Well, it was for educational purposes, not intended to be the solution. In general I use the padding zeros (as it sorts nicely), but the I0 thingie I didn't know about. Thanks!! (fixed the commas, I think my style was the old one, still accepted) –  Stefano Borini Aug 12 '09 at 15:53
    
@F'x thanks for the comment, really useful. Indeed even trim won't work if the number k of digits is not equal to "(Ik)" in the format, so just use "(I0)" so that one doesn't need to adapt the format. –  gluuke Jan 16 at 16:57

A much easier solution IMHO ...................

character(len=8) :: fmt ! format descriptor

fmt = '(I5.5)' ! an integer of width 5 with zeros at the left

i1= 59

write (x1,fmt) i1 ! converting integer to string using a 'internal file'

filename='output'//trim(x1)//'.dat'

! ====> filename: output00059.dat
share|improve this answer
    
CORRECTION: filename='output'//trim(x1)//'.dat' –  Alejandro Apr 29 '11 at 9:11
    
may just be my compiler, but i was needed to declare a character variable for the output string written to (i.e. character(5) x1). thanks! –  shootingstars Mar 5 at 20:13

Well here is a simple function which will return the left justified string version of an integer:

character(len=20) function str(k)
!   "Convert an integer to string."
    integer, intent(in) :: k
    write (str, *) k
    str = adjustl(str)
end function str

And here is a test code:

program x
integer :: i
do i=1, 100
    open(11, file='Output'//trim(str(i))//'.txt')
    write (11, *) i
    close (11)
end do
end program x
share|improve this answer

For a shorten version. If all the indices are smaller than 10, then use the following:

do i=0,9
   fid=100+i
   fname='OUTPUT'//NCHAR(i+48) //'.txt'
   open(fid, file=fname)
   !....
end do

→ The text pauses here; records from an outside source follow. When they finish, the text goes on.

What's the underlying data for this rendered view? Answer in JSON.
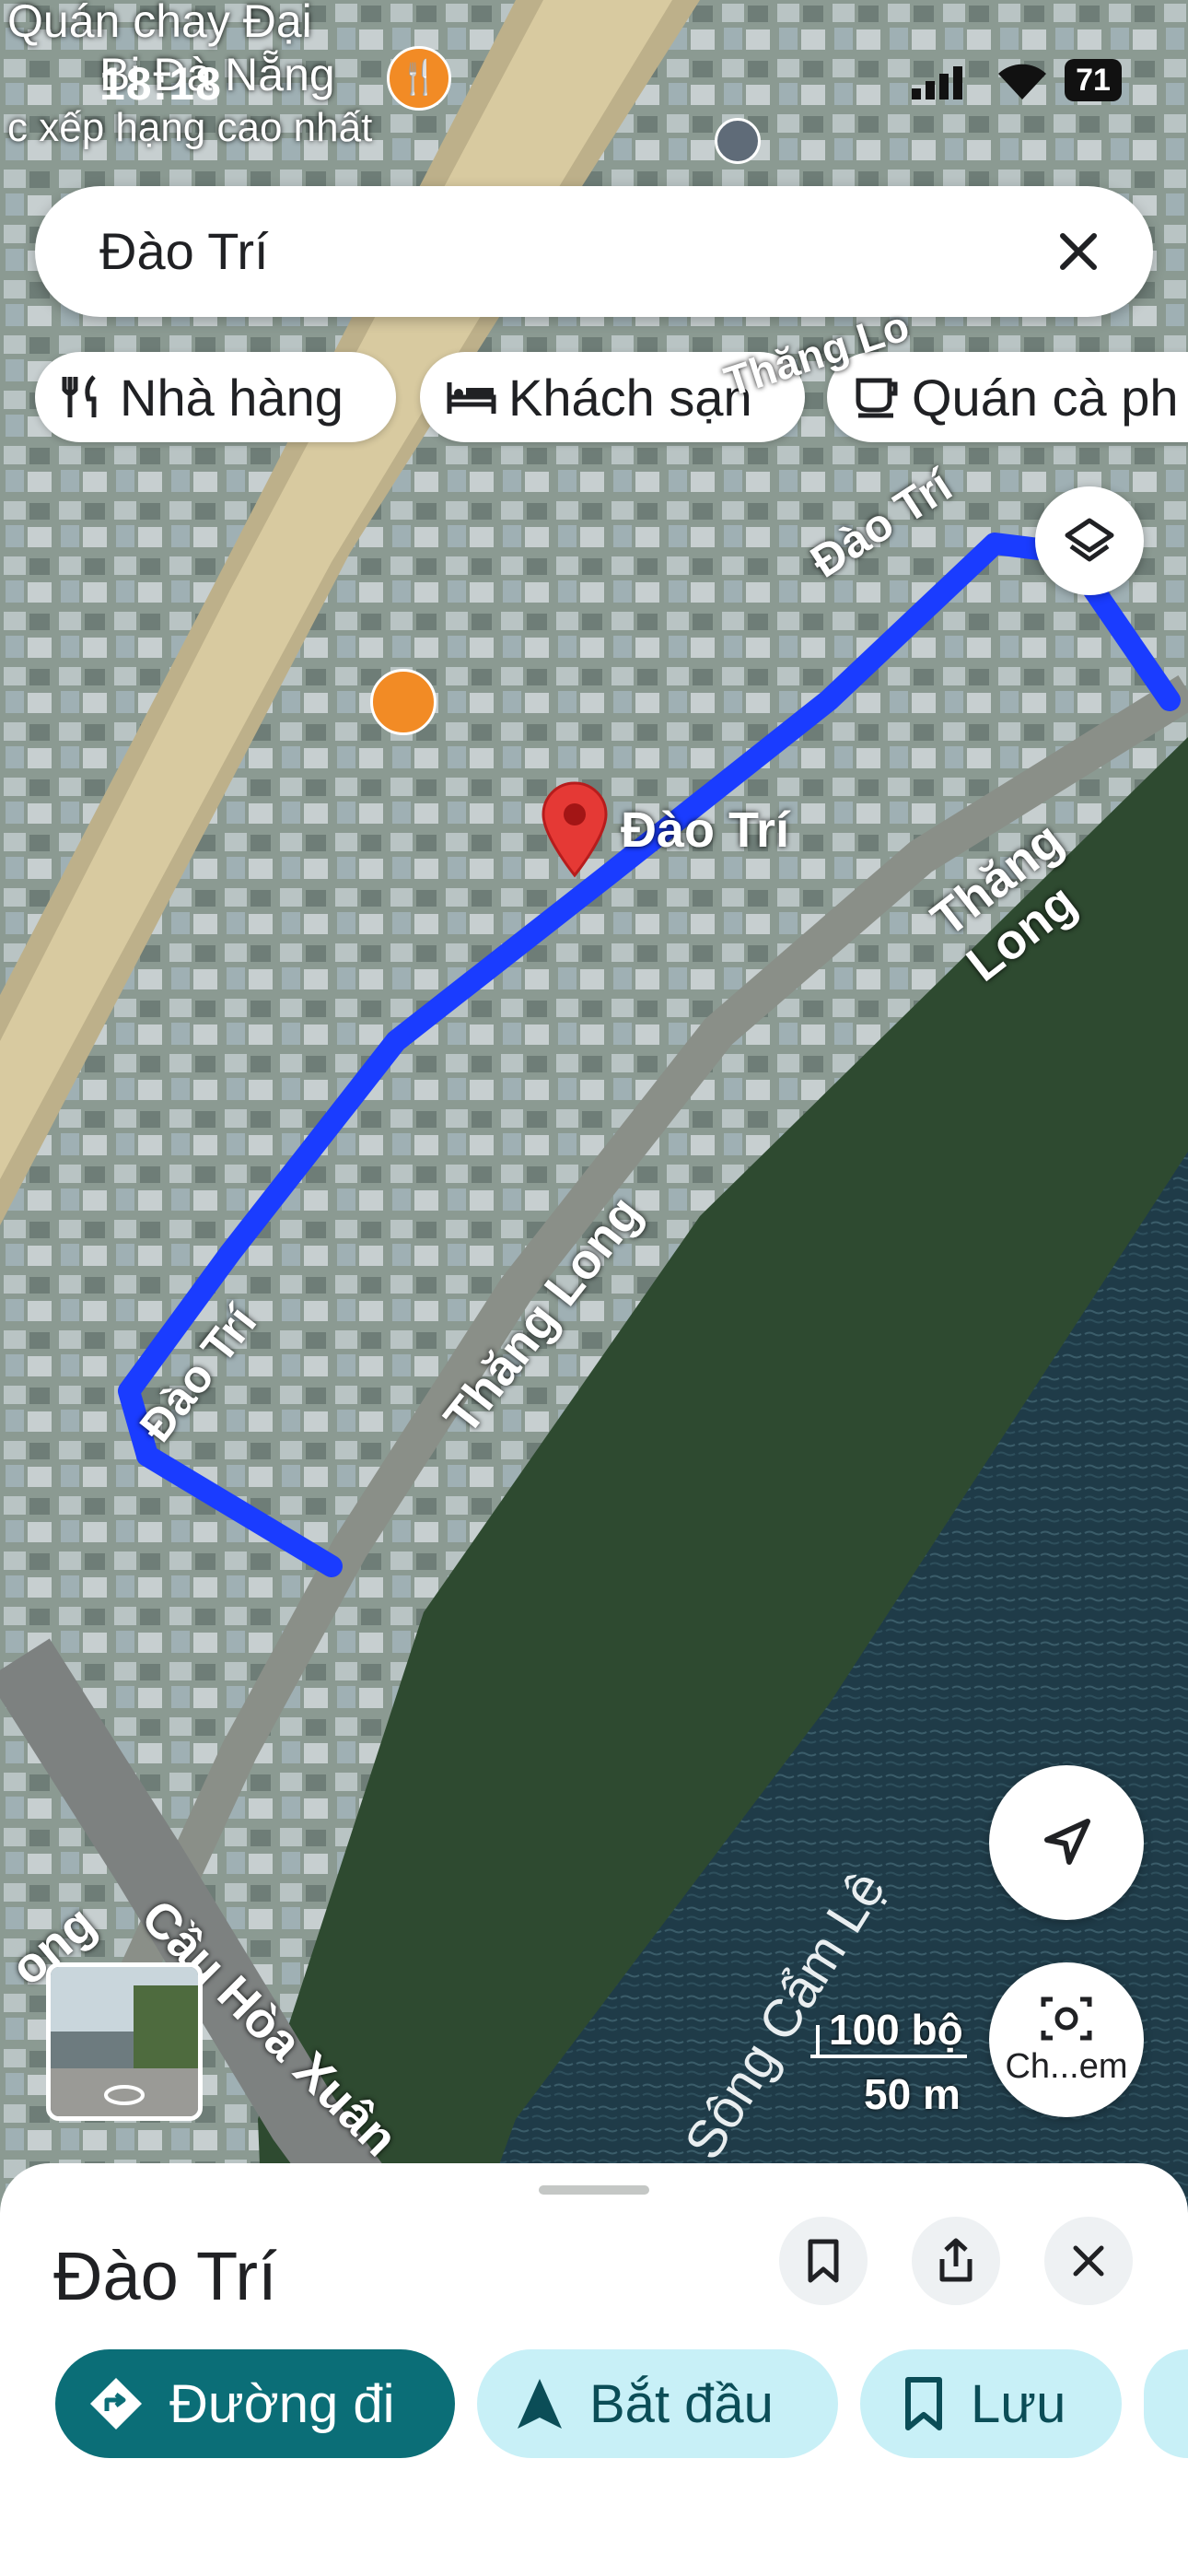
{
  "status_bar": {
    "time": "18:18",
    "battery": "71"
  },
  "search": {
    "query": "Đào Trí"
  },
  "chips": [
    {
      "label": "Nhà hàng",
      "icon": "restaurant-icon"
    },
    {
      "label": "Khách sạn",
      "icon": "hotel-icon"
    },
    {
      "label": "Quán cà ph",
      "icon": "cafe-icon"
    }
  ],
  "map": {
    "poi_label_line1": "Quán chay Đại",
    "poi_label_line2": "Bi Đà Nẵng",
    "poi_label_line3": "c xếp hạng cao nhất",
    "pin_label": "Đào Trí",
    "road_labels": {
      "dao_tri_top": "Đào Trí",
      "dao_tri_left": "Đào Trí",
      "thang_long_right": "Thăng Long",
      "thang_long_mid": "Thăng Long",
      "thang_long_top": "Thăng Lo",
      "cau_hoa_xuan": "Cầu Hòa Xuân",
      "ong": "ong",
      "river": "Sông Cẩm Lệ"
    },
    "scale_top": "100 bộ",
    "scale_bottom": "50 m",
    "lens_label": "Ch...em"
  },
  "sheet": {
    "title": "Đào Trí",
    "actions": [
      {
        "label": "Đường đi",
        "icon": "directions-icon"
      },
      {
        "label": "Bắt đầu",
        "icon": "navigation-arrow-icon"
      },
      {
        "label": "Lưu",
        "icon": "bookmark-icon"
      }
    ]
  },
  "colors": {
    "route": "#1a3cff",
    "pin": "#e53935",
    "primary": "#0b6e77",
    "secondary": "#c8f0f7"
  }
}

For a general version:

character(len=5) :: charI
do i = 0,100
   fid = 100 + i
   write(charI,"(A)"), i
   fname ='OUTPUT' // trim(charI) // '.txt'
   open(fid, file=fname)
end do

That's all.

share|improve this answer

Here is my subroutine approach to this problem. it transforms an integer in the range 0 : 9999 as a character. For example, the INTEGER 123 is transformed into the character 0123. hope it helps.

P.S. - sorry for the comments; they make sense in Romanian :P

 subroutine nume_fisier (i,filename_tot)

   implicit none
   integer :: i

   integer :: integer_zeci,rest_zeci,integer_sute,rest_sute,integer_mii,rest_mii
   character(1) :: filename1,filename2,filename3,filename4
   character(4) :: filename_tot

! Subrutina ce transforma un INTEGER de la 0 la 9999 in o serie de CARACTERE cu acelasi numar

! pentru a fi folosite in numerotarea si denumirea fisierelor de rezultate.

 if(i<=9) then

  filename1=char(48+0)
  filename2=char(48+0)
  filename3=char(48+0)
  filename4=char(48+i)  

 elseif(i>=10.and.i<=99) then

  integer_zeci=int(i/10)
  rest_zeci=mod(i,10)
  filename1=char(48+0)
  filename2=char(48+0)
  filename3=char(48+integer_zeci)
  filename4=char(48+rest_zeci)

 elseif(i>=100.and.i<=999) then

  integer_sute=int(i/100)
  rest_sute=mod(i,100)
  integer_zeci=int(rest_sute/10)
  rest_zeci=mod(rest_sute,10)
  filename1=char(48+0)
  filename2=char(48+integer_sute)
  filename3=char(48+integer_zeci)
  filename4=char(48+rest_zeci)

 elseif(i>=1000.and.i<=9999) then

  integer_mii=int(i/1000)
  rest_mii=mod(i,1000)
  integer_sute=int(rest_mii/100)
  rest_sute=mod(rest_mii,100)
  integer_zeci=int(rest_sute/10)
  rest_zeci=mod(rest_sute,10)
  filename1=char(48+integer_mii)
  filename2=char(48+integer_sute)
  filename3=char(48+integer_zeci) 
  filename4=char(48+rest_zeci)

 endif

 filename_tot=''//filename1//''//filename2//''//filename3//''//filename4//''
 return
 end subroutine nume_fisier
share|improve this answer
3  
This is a very bad answer. As the accepted answer already shows Fortran provides a mechanism for writing the value of an integer into a character variable; all this fiddling around with encoding and decoding character indices is a horrid hack which serves no useful purpose. –  High Performance Mark Jun 28 '12 at 8:59

Your Answer

 
discard

By posting your answer, you agree to the privacy policy and terms of service.

Not the answer you're looking for? Browse other questions tagged or ask your own question.